A recent study by cognitive psychologist Linda Henkel examines how viewing art through the lens of a cellphone hinders our ability to remember it. In addition, we have all become much more concerned with digitally capturing what is in front of us than with actually seeing it. Even for those who want to visually ponder the art at museums, it is often difficult to make your way past the crowd of cellphone photographers. So how does this affect our ability to remember the artwork?
By Megan Guerber
Dr. Henkel recently conducted a study with students at Fairfield University’s Bellarmine Museum of Art. Students followed a guided tour of the museum and then were asked to study certain objects. The following day, these students were asked questions about what they saw. Dr. Henkel’s study showed that the students who photographed the objects recalled fewer details than those who merely observed them. Dr. Henkel describes this effect as “photo-taking impairment.” Allowing a camera to serve as our memory hinders our ability to recall important details later.
As Dr. Henkel told LiveScience, “It occurred to me that people often whip out their cameras and cellphones to capture a moment and were doing so almost mindlessly and missing what was happening right in front of them.”
The rate at which technological advancements occur is exciting, yet also challenging to study its effects. It could be centuries before we understand how cellphone cameras, among other external memories, affect our cognitive development. Studies like Dr. Henkel’s are important markers of some of the immediate consequences.
While technology has improved our lives in many ways, it has also impacted our ability to be present. Instead of focusing on a work of art before us, we focus on our cameras capturing its image. We can also quickly snap an almost endless number of images, begging the question that volume later devalues information.
There is an ease to smartphone technology that is difficult to separate from one’s life. Why would we not use technology to help document—and connect—with artwork? With the pace of life ever increasing, we value what little time we have.
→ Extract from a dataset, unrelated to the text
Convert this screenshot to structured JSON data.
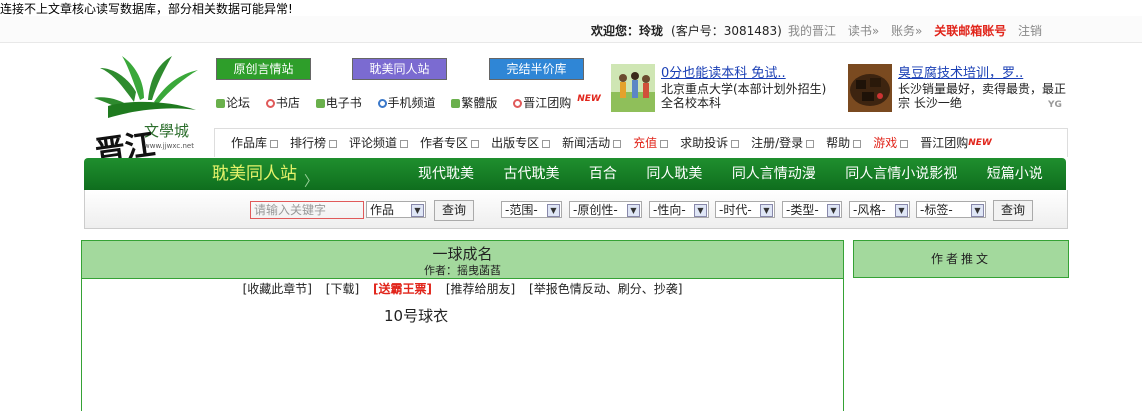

In many ways, we rely on technology in order to keep up.
As Dr. Henkel told LiveScience, “Years ago when I was at the Grand Canyon, I remember someone coming up to the canyon’s edge, taking a shot with their camera and then walking away, like ‘got it—done!’ barely even glancing at the magnificent scene sprawling in front of them.” It all boils down to living in the moment, so try taking a look before grabbing a camera—chances are, you will better remember that work of art.
You can read Dr. Henkel’s article, which includes a follow up study examining the effects of a zoom lens, here.